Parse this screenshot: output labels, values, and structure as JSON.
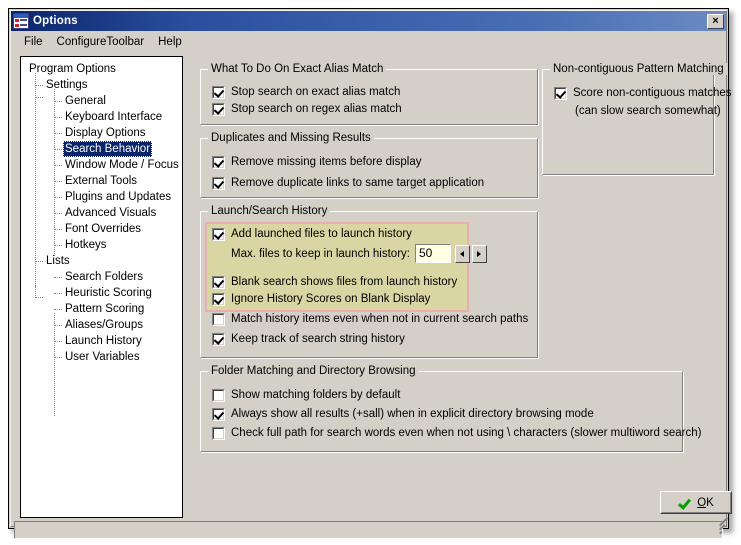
{
  "window": {
    "title": "Options",
    "icon": "options-list-icon",
    "close_label": "×"
  },
  "menubar": {
    "items": [
      {
        "label": "File"
      },
      {
        "label": "ConfigureToolbar"
      },
      {
        "label": "Help"
      }
    ]
  },
  "tree": {
    "nodes": [
      {
        "label": "Program Options",
        "level": 0,
        "selected": false
      },
      {
        "label": "Settings",
        "level": 1,
        "selected": false
      },
      {
        "label": "General",
        "level": 2,
        "selected": false
      },
      {
        "label": "Keyboard Interface",
        "level": 2,
        "selected": false
      },
      {
        "label": "Display Options",
        "level": 2,
        "selected": false
      },
      {
        "label": "Search Behavior",
        "level": 2,
        "selected": true
      },
      {
        "label": "Window Mode / Focus",
        "level": 2,
        "selected": false
      },
      {
        "label": "External Tools",
        "level": 2,
        "selected": false
      },
      {
        "label": "Plugins and Updates",
        "level": 2,
        "selected": false
      },
      {
        "label": "Advanced Visuals",
        "level": 2,
        "selected": false
      },
      {
        "label": "Font Overrides",
        "level": 2,
        "selected": false
      },
      {
        "label": "Hotkeys",
        "level": 2,
        "selected": false
      },
      {
        "label": "Lists",
        "level": 1,
        "selected": false
      },
      {
        "label": "Search Folders",
        "level": 2,
        "selected": false
      },
      {
        "label": "Heuristic Scoring",
        "level": 2,
        "selected": false
      },
      {
        "label": "Pattern Scoring",
        "level": 2,
        "selected": false
      },
      {
        "label": "Aliases/Groups",
        "level": 2,
        "selected": false
      },
      {
        "label": "Launch History",
        "level": 2,
        "selected": false
      },
      {
        "label": "User Variables",
        "level": 2,
        "selected": false
      }
    ]
  },
  "groups": {
    "exact_alias": {
      "title": "What To Do On Exact Alias Match",
      "options": [
        {
          "label": "Stop search on exact alias match",
          "checked": true
        },
        {
          "label": "Stop search on regex alias match",
          "checked": true
        }
      ]
    },
    "duplicates": {
      "title": "Duplicates and Missing Results",
      "options": [
        {
          "label": "Remove missing items before display",
          "checked": true
        },
        {
          "label": "Remove duplicate links to same target application",
          "checked": true
        }
      ]
    },
    "history": {
      "title": "Launch/Search History",
      "options": [
        {
          "label": "Add launched files to launch history",
          "checked": true
        },
        {
          "label": "Blank search shows files from launch history",
          "checked": true
        },
        {
          "label": "Ignore History Scores on Blank Display",
          "checked": true
        },
        {
          "label": "Match history items even when not in current search paths",
          "checked": false
        },
        {
          "label": "Keep track of search string history",
          "checked": true
        }
      ],
      "spinner": {
        "label": "Max. files to keep in launch history:",
        "value": "50",
        "decrement": "◄",
        "increment": "►"
      },
      "highlight_color": "#d9d6a4",
      "highlight_border_color": "#e8afae"
    },
    "folder_matching": {
      "title": "Folder Matching and Directory Browsing",
      "options": [
        {
          "label": "Show matching folders by default",
          "checked": false
        },
        {
          "label": "Always show all results (+sall) when in explicit directory browsing mode",
          "checked": true
        },
        {
          "label": "Check full path for search words even when not using \\ characters (slower multiword search)",
          "checked": false
        }
      ]
    },
    "noncontiguous": {
      "title": "Non-contiguous Pattern Matching",
      "options": [
        {
          "label": "Score non-contiguous matches",
          "checked": true
        }
      ],
      "note": "(can slow search somewhat)"
    }
  },
  "footer": {
    "ok_button": {
      "mnemonic": "O",
      "rest": "K",
      "icon": "green-check-icon"
    }
  },
  "colors": {
    "window_face": "#d4d0c8",
    "titlebar_start": "#0a246a",
    "titlebar_end": "#6d8bc4",
    "selection": "#0a246a",
    "edit_field": "#ffffe1"
  }
}
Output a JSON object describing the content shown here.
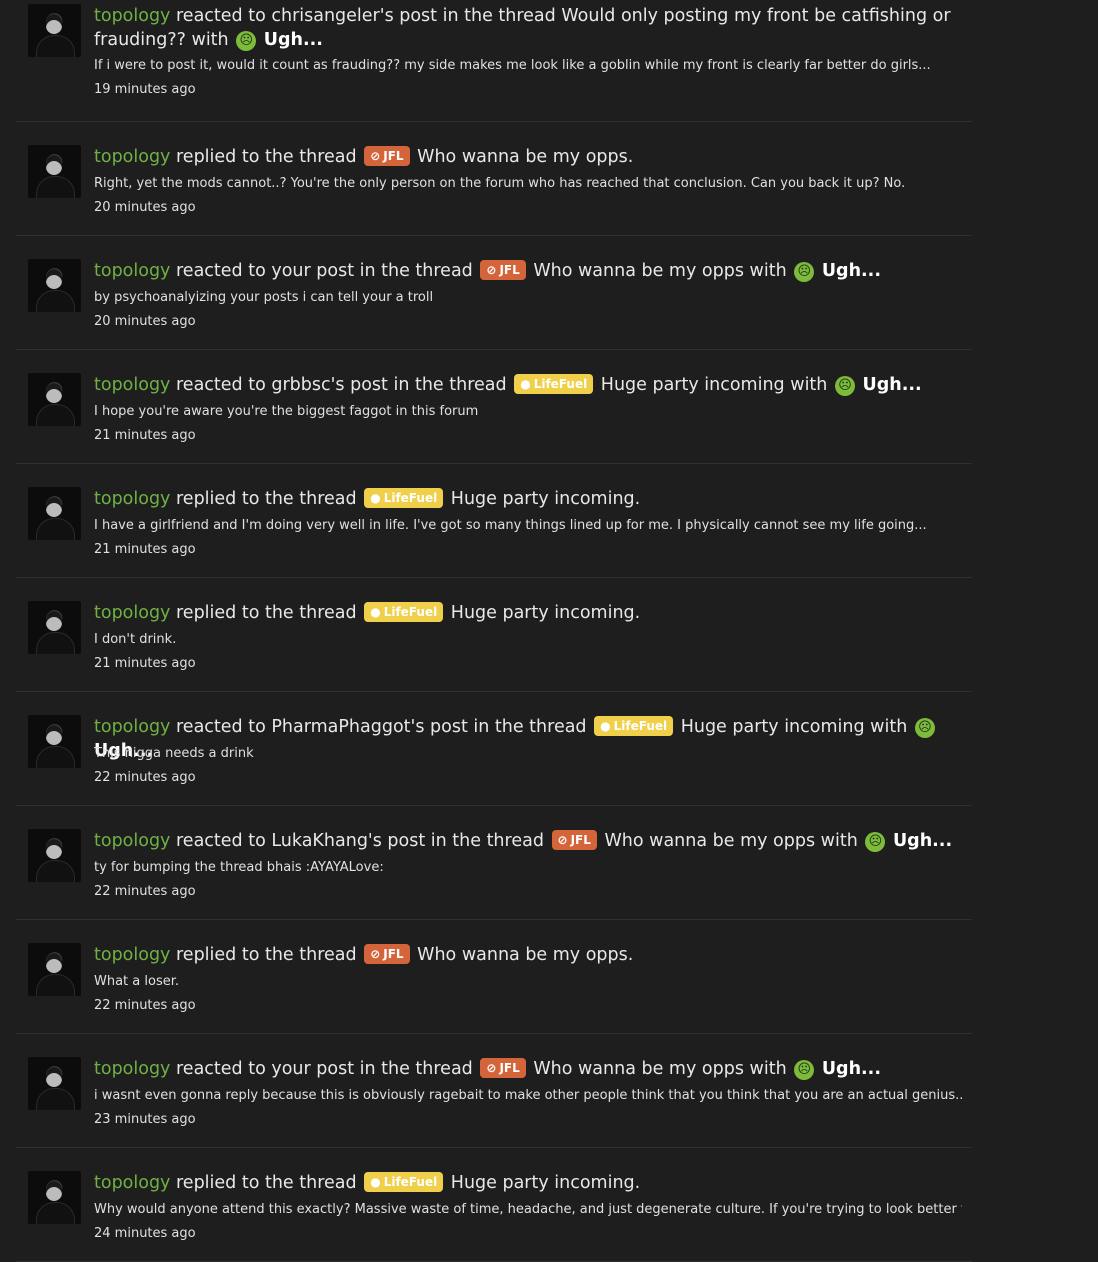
{
  "colors": {
    "background": "#1e1e1f",
    "username": "#6fb243",
    "jfl_badge": "#d4653b",
    "lifefuel_badge": "#f0d04a",
    "reaction": "#7dbb3b"
  },
  "alerts": [
    {
      "user": "topology",
      "action": "reacted to chrisangeler's post in the thread",
      "prefix": "",
      "prefix_icon": "",
      "thread": "Would only posting my front be catfishing or frauding??",
      "with": "with",
      "reaction": "Ugh...",
      "reaction_icon": "angry-face-icon",
      "snippet": "If i were to post it, would it count as frauding?? my side makes me look like a goblin while my front is clearly far better do girls...",
      "time": "19 minutes ago"
    },
    {
      "user": "topology",
      "action": "replied to the thread",
      "prefix": "JFL",
      "prefix_icon": "no-smiling-face-icon",
      "thread": "Who wanna be my opps.",
      "with": "",
      "reaction": "",
      "reaction_icon": "",
      "snippet": "Right, yet the mods cannot..? You're the only person on the forum who has reached that conclusion. Can you back it up? No.",
      "time": "20 minutes ago"
    },
    {
      "user": "topology",
      "action": "reacted to your post in the thread",
      "prefix": "JFL",
      "prefix_icon": "no-smiling-face-icon",
      "thread": "Who wanna be my opps",
      "with": "with",
      "reaction": "Ugh...",
      "reaction_icon": "angry-face-icon",
      "snippet": "by psychoanalyizing your posts i can tell your a troll",
      "time": "20 minutes ago"
    },
    {
      "user": "topology",
      "action": "reacted to grbbsc's post in the thread",
      "prefix": "LifeFuel",
      "prefix_icon": "lightbulb-icon",
      "thread": "Huge party incoming",
      "with": "with",
      "reaction": "Ugh...",
      "reaction_icon": "angry-face-icon",
      "snippet": "I hope you're aware you're the biggest faggot in this forum",
      "time": "21 minutes ago"
    },
    {
      "user": "topology",
      "action": "replied to the thread",
      "prefix": "LifeFuel",
      "prefix_icon": "lightbulb-icon",
      "thread": "Huge party incoming.",
      "with": "",
      "reaction": "",
      "reaction_icon": "",
      "snippet": "I have a girlfriend and I'm doing very well in life. I've got so many things lined up for me. I physically cannot see my life going...",
      "time": "21 minutes ago"
    },
    {
      "user": "topology",
      "action": "replied to the thread",
      "prefix": "LifeFuel",
      "prefix_icon": "lightbulb-icon",
      "thread": "Huge party incoming.",
      "with": "",
      "reaction": "",
      "reaction_icon": "",
      "snippet": "I don't drink.",
      "time": "21 minutes ago"
    },
    {
      "user": "topology",
      "action": "reacted to PharmaPhaggot's post in the thread",
      "prefix": "LifeFuel",
      "prefix_icon": "lightbulb-icon",
      "thread": "Huge party incoming",
      "with": "with",
      "reaction": "Ugh...",
      "reaction_icon": "angry-face-icon",
      "snippet": "This nigga needs a drink",
      "time": "22 minutes ago"
    },
    {
      "user": "topology",
      "action": "reacted to LukaKhang's post in the thread",
      "prefix": "JFL",
      "prefix_icon": "no-smiling-face-icon",
      "thread": "Who wanna be my opps",
      "with": "with",
      "reaction": "Ugh...",
      "reaction_icon": "angry-face-icon",
      "snippet": "ty for bumping the thread bhais :AYAYALove:",
      "time": "22 minutes ago"
    },
    {
      "user": "topology",
      "action": "replied to the thread",
      "prefix": "JFL",
      "prefix_icon": "no-smiling-face-icon",
      "thread": "Who wanna be my opps.",
      "with": "",
      "reaction": "",
      "reaction_icon": "",
      "snippet": "What a loser.",
      "time": "22 minutes ago"
    },
    {
      "user": "topology",
      "action": "reacted to your post in the thread",
      "prefix": "JFL",
      "prefix_icon": "no-smiling-face-icon",
      "thread": "Who wanna be my opps",
      "with": "with",
      "reaction": "Ugh...",
      "reaction_icon": "angry-face-icon",
      "snippet": "i wasnt even gonna reply because this is obviously ragebait to make other people think that you think that you are an actual genius...",
      "time": "23 minutes ago"
    },
    {
      "user": "topology",
      "action": "replied to the thread",
      "prefix": "LifeFuel",
      "prefix_icon": "lightbulb-icon",
      "thread": "Huge party incoming.",
      "with": "",
      "reaction": "",
      "reaction_icon": "",
      "snippet": "Why would anyone attend this exactly? Massive waste of time, headache, and just degenerate culture. If you're trying to look better for...",
      "time": "24 minutes ago"
    }
  ]
}
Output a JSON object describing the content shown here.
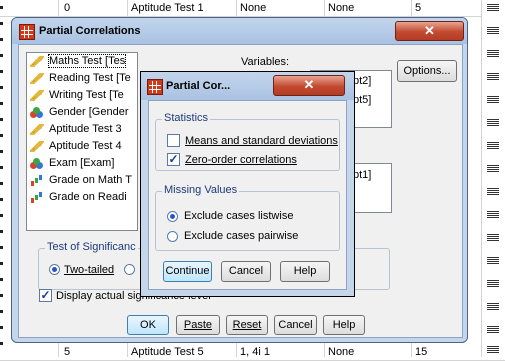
{
  "background": {
    "top_row": [
      "0",
      "Aptitude Test 1",
      "None",
      "None",
      "5"
    ],
    "bottom_row": [
      "5",
      "Aptitude Test 5",
      "1, 4i 1",
      "None",
      "15"
    ]
  },
  "dialog": {
    "title": "Partial Correlations",
    "close_symbol": "✕",
    "variables_label": "Variables:",
    "options_button": "Options...",
    "variable_list": [
      {
        "label": "Maths Test [Tes",
        "icon": "scale-ruler-icon",
        "selected": true
      },
      {
        "label": "Reading Test [Te",
        "icon": "scale-ruler-icon"
      },
      {
        "label": "Writing Test [Te",
        "icon": "scale-ruler-icon"
      },
      {
        "label": "Gender [Gender",
        "icon": "nominal-icon"
      },
      {
        "label": "Aptitude Test 3",
        "icon": "scale-ruler-icon"
      },
      {
        "label": "Aptitude Test 4",
        "icon": "scale-ruler-icon"
      },
      {
        "label": "Exam [Exam]",
        "icon": "nominal-icon"
      },
      {
        "label": "Grade on Math T",
        "icon": "ordinal-icon"
      },
      {
        "label": "Grade on Readi",
        "icon": "ordinal-icon"
      }
    ],
    "variables_box_fragments": [
      "pt2]",
      "pt5]"
    ],
    "controlling_box_fragment": "pt1]",
    "significance_group": "Test of Significanc",
    "two_tailed": "Two-tailed",
    "display_sig": "Display actual significance level",
    "buttons": {
      "ok": "OK",
      "paste": "Paste",
      "reset": "Reset",
      "cancel": "Cancel",
      "help": "Help"
    }
  },
  "options": {
    "title": "Partial Cor...",
    "close_symbol": "✕",
    "statistics_group": "Statistics",
    "means_sd": "Means and standard deviations",
    "means_checked": false,
    "zero_order": "Zero-order correlations",
    "zero_order_checked": true,
    "missing_group": "Missing Values",
    "listwise": "Exclude cases listwise",
    "pairwise": "Exclude cases pairwise",
    "selected_missing": "listwise",
    "buttons": {
      "continue": "Continue",
      "cancel": "Cancel",
      "help": "Help"
    }
  }
}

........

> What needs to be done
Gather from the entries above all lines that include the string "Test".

> Answer to this exercise
      "Aptitude Test 1",
      "Aptitude Test 5",
        "label": "Maths Test [Tes",
        "label": "Reading Test [Te",
        "label": "Writing Test [Te",
        "label": "Aptitude Test 3",
        "label": "Aptitude Test 4",
    "significance_group": "Test of Significanc",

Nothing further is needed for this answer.